Task objective. In the data, extract each line that holds the string "done".

== == ==

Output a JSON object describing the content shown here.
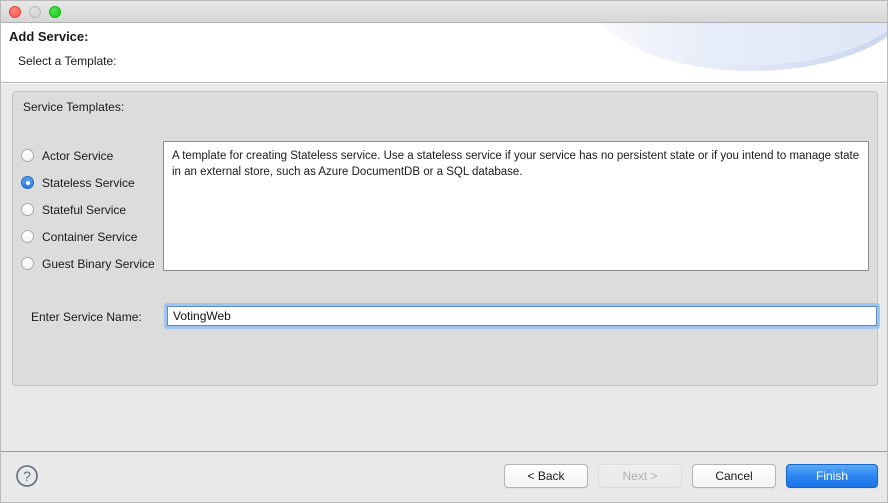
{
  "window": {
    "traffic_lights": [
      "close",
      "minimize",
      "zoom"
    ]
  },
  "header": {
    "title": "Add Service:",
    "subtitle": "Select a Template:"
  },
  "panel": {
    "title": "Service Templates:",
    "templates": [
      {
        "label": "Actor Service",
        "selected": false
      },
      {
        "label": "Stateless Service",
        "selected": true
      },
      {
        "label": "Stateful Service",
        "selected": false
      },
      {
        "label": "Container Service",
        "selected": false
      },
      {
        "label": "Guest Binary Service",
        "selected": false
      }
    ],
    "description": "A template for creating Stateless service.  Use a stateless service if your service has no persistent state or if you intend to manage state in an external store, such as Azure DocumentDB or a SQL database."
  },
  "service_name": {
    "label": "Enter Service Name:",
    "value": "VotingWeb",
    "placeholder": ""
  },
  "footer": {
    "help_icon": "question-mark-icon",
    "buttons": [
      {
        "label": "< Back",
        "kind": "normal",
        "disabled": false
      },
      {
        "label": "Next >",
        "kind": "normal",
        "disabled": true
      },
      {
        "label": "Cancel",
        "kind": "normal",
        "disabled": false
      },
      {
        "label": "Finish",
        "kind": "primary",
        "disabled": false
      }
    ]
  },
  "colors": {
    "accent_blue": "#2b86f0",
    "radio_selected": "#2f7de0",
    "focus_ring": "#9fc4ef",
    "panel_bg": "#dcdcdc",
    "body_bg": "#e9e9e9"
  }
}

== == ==

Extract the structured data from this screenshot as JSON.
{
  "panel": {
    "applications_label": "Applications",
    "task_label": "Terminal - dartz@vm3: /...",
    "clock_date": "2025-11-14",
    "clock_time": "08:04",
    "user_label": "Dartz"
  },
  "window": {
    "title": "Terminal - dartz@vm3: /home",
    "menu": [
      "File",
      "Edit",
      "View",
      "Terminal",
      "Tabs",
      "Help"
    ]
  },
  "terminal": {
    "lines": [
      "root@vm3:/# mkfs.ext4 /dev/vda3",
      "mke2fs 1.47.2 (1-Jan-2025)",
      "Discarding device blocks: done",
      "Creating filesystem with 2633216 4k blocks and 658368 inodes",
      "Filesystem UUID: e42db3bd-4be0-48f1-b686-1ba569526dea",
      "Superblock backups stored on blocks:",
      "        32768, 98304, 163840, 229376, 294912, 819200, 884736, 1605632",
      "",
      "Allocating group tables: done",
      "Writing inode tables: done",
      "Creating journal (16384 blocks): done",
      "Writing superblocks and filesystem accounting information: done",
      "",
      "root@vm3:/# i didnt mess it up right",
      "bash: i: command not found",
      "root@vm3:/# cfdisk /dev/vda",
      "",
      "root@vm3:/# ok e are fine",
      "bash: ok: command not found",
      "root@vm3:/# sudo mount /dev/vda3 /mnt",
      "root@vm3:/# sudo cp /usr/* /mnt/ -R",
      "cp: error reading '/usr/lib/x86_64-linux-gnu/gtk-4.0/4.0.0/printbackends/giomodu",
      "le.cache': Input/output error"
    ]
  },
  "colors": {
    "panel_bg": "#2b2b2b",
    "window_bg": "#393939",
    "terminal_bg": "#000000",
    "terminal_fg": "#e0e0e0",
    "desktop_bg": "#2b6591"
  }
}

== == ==

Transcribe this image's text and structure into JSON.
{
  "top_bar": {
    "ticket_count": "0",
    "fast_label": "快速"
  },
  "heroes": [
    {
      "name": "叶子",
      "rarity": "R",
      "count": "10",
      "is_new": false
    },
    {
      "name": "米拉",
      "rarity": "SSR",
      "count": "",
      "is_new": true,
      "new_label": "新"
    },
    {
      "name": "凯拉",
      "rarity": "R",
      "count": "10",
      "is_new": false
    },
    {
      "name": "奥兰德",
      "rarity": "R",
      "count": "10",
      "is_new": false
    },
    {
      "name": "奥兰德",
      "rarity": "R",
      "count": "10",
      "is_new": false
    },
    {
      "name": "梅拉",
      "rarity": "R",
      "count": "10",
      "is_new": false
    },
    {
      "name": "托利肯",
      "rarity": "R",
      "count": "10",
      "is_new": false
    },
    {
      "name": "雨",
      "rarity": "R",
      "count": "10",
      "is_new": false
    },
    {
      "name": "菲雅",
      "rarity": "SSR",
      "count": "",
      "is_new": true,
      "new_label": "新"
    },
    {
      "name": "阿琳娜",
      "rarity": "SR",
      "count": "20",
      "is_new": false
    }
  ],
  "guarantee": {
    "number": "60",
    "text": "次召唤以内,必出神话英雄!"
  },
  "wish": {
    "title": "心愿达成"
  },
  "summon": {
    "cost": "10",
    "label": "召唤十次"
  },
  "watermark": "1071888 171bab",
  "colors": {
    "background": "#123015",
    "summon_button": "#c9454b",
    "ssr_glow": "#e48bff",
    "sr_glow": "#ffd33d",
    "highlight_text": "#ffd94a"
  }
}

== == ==

Answer below.
      "Discarding device blocks: done",
      "Allocating group tables: done",
      "Writing inode tables: done",
      "Creating journal (16384 blocks): done",
      "Writing superblocks and filesystem accounting information: done",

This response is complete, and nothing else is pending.